▸ ASSIGNMENT
All lines from the entries below that contain the string "lifespan" should be copied out.

Element data from apps and pages:

.....

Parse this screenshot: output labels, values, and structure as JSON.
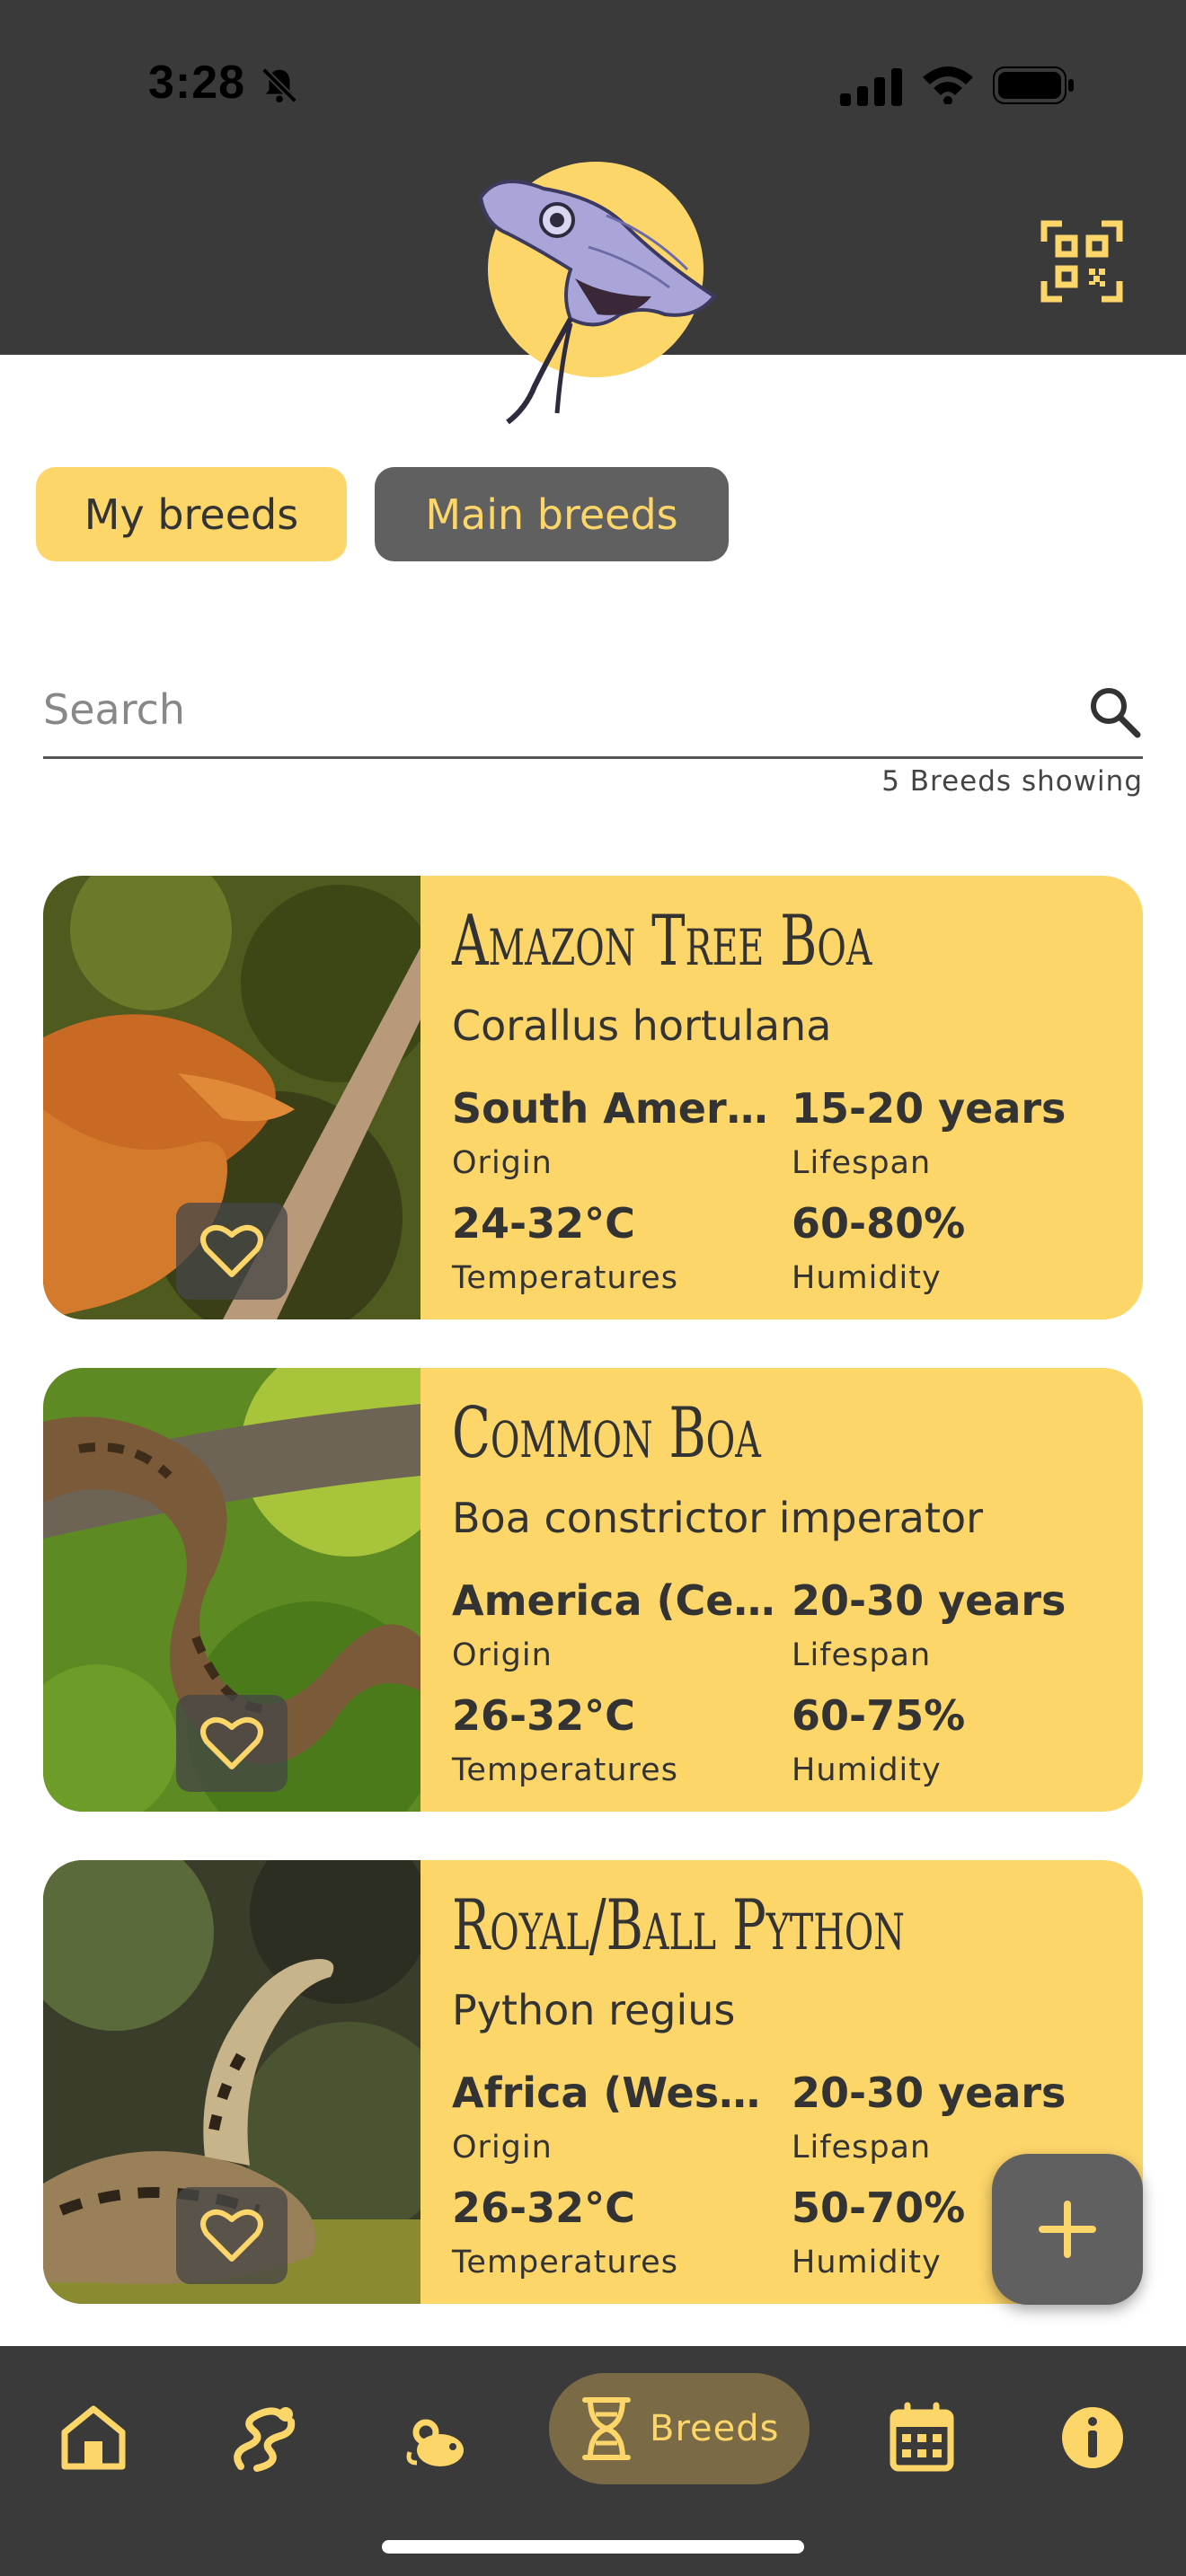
{
  "status": {
    "time": "3:28"
  },
  "tabs": {
    "my_breeds": "My breeds",
    "main_breeds": "Main breeds"
  },
  "search": {
    "placeholder": "Search",
    "count_text": "5 Breeds showing"
  },
  "stat_labels": {
    "origin": "Origin",
    "lifespan": "Lifespan",
    "temperatures": "Temperatures",
    "humidity": "Humidity"
  },
  "breeds": [
    {
      "name": "Amazon Tree Boa",
      "scientific": "Corallus hortulana",
      "origin": "South Americ...",
      "lifespan": "15-20 years",
      "temperatures": "24-32°C",
      "humidity": "60-80%"
    },
    {
      "name": "Common Boa",
      "scientific": "Boa constrictor imperator",
      "origin": "America (Cen...",
      "lifespan": "20-30 years",
      "temperatures": "26-32°C",
      "humidity": "60-75%"
    },
    {
      "name": "Royal/Ball Python",
      "scientific": "Python regius",
      "origin": "Africa (West ...",
      "lifespan": "20-30 years",
      "temperatures": "26-32°C",
      "humidity": "50-70%"
    }
  ],
  "nav": {
    "active_label": "Breeds"
  },
  "colors": {
    "accent": "#fdd66a",
    "dark": "#3a3a3a",
    "tab_inactive": "#606060"
  },
  "icons": [
    "bell-slash-icon",
    "qr-code-icon",
    "search-icon",
    "heart-icon",
    "plus-icon",
    "home-icon",
    "snake-icon",
    "mouse-icon",
    "dna-icon",
    "calendar-icon",
    "info-icon"
  ]
}
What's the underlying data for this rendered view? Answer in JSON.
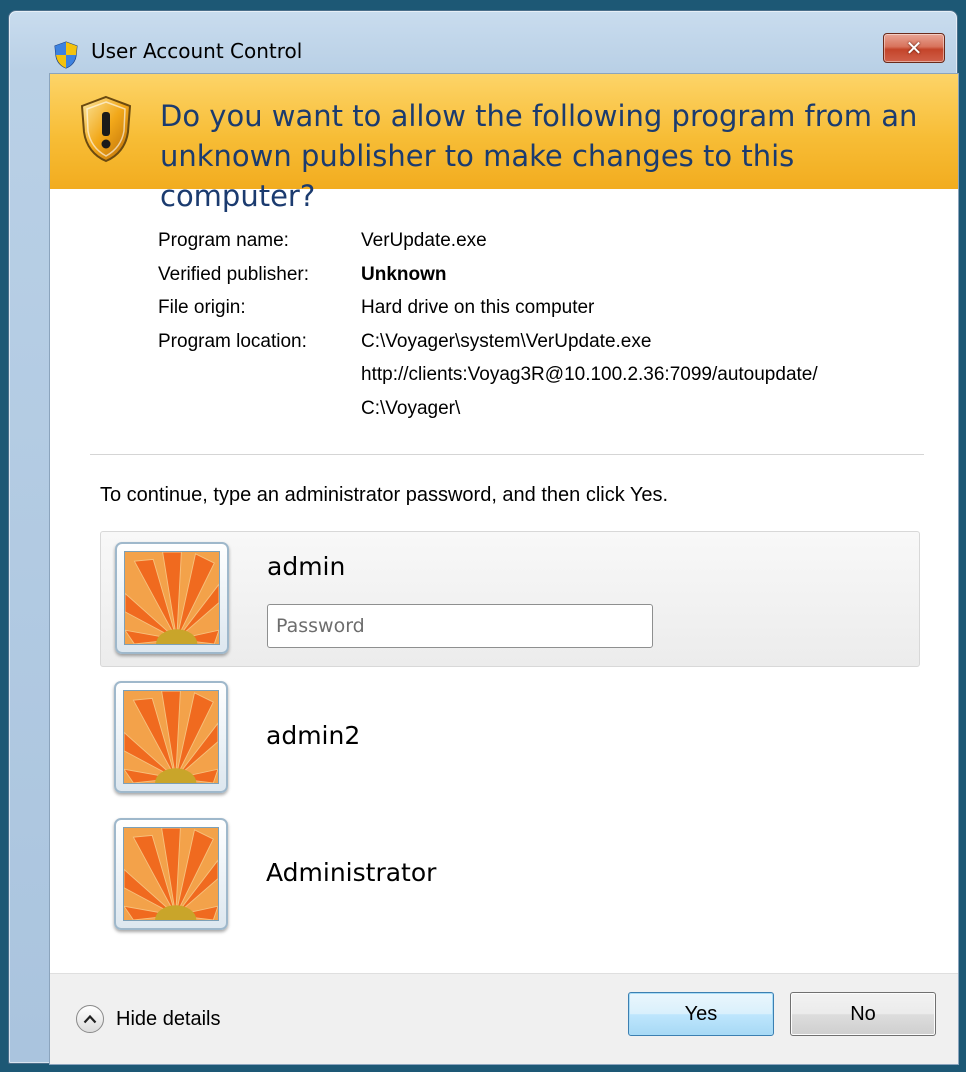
{
  "window": {
    "title": "User Account Control",
    "close_label": "✕"
  },
  "banner": {
    "heading": "Do you want to allow the following program from an unknown publisher to make changes to this computer?"
  },
  "details": {
    "rows": [
      {
        "label": "Program name:",
        "value": "VerUpdate.exe",
        "bold": false
      },
      {
        "label": "Verified publisher:",
        "value": "Unknown",
        "bold": true
      },
      {
        "label": "File origin:",
        "value": "Hard drive on this computer",
        "bold": false
      },
      {
        "label": "Program location:",
        "value": "C:\\Voyager\\system\\VerUpdate.exe",
        "bold": false
      },
      {
        "label": "",
        "value": "http://clients:Voyag3R@10.100.2.36:7099/autoupdate/",
        "bold": false
      },
      {
        "label": "",
        "value": "C:\\Voyager\\",
        "bold": false
      }
    ]
  },
  "instructions": "To continue, type an administrator password, and then click Yes.",
  "accounts": [
    {
      "name": "admin",
      "password_placeholder": "Password"
    },
    {
      "name": "admin2"
    },
    {
      "name": "Administrator"
    }
  ],
  "footer": {
    "toggle_label": "Hide details",
    "yes_label": "Yes",
    "no_label": "No"
  },
  "colors": {
    "banner": "#f7bd36",
    "heading_text": "#1b3b6f",
    "desktop": "#1d5875"
  }
}
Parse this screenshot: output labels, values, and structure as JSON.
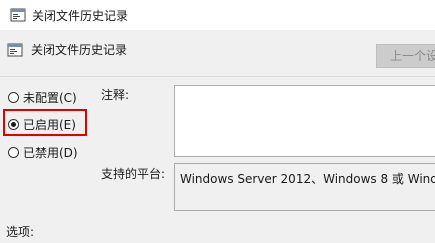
{
  "window": {
    "title": "关闭文件历史记录"
  },
  "header": {
    "title": "关闭文件历史记录",
    "prev_button": "上一个设"
  },
  "radios": [
    {
      "label": "未配置(C)",
      "checked": false
    },
    {
      "label": "已启用(E)",
      "checked": true
    },
    {
      "label": "已禁用(D)",
      "checked": false
    }
  ],
  "comment": {
    "label": "注释:",
    "value": ""
  },
  "supported": {
    "label": "支持的平台:",
    "value": "Windows Server 2012、Windows 8 或 Windo"
  },
  "options": {
    "label": "选项:"
  },
  "colors": {
    "highlight": "#e50000",
    "background": "#f0f0f0"
  },
  "icons": {
    "app": "policy-settings-icon",
    "header": "policy-settings-icon"
  }
}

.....

▸ WRITTEN RESPONSE
    "lifespan": "Lifespan",
      "lifespan": "15-20 years",
      "lifespan": "20-30 years",
      "lifespan": "20-30 years",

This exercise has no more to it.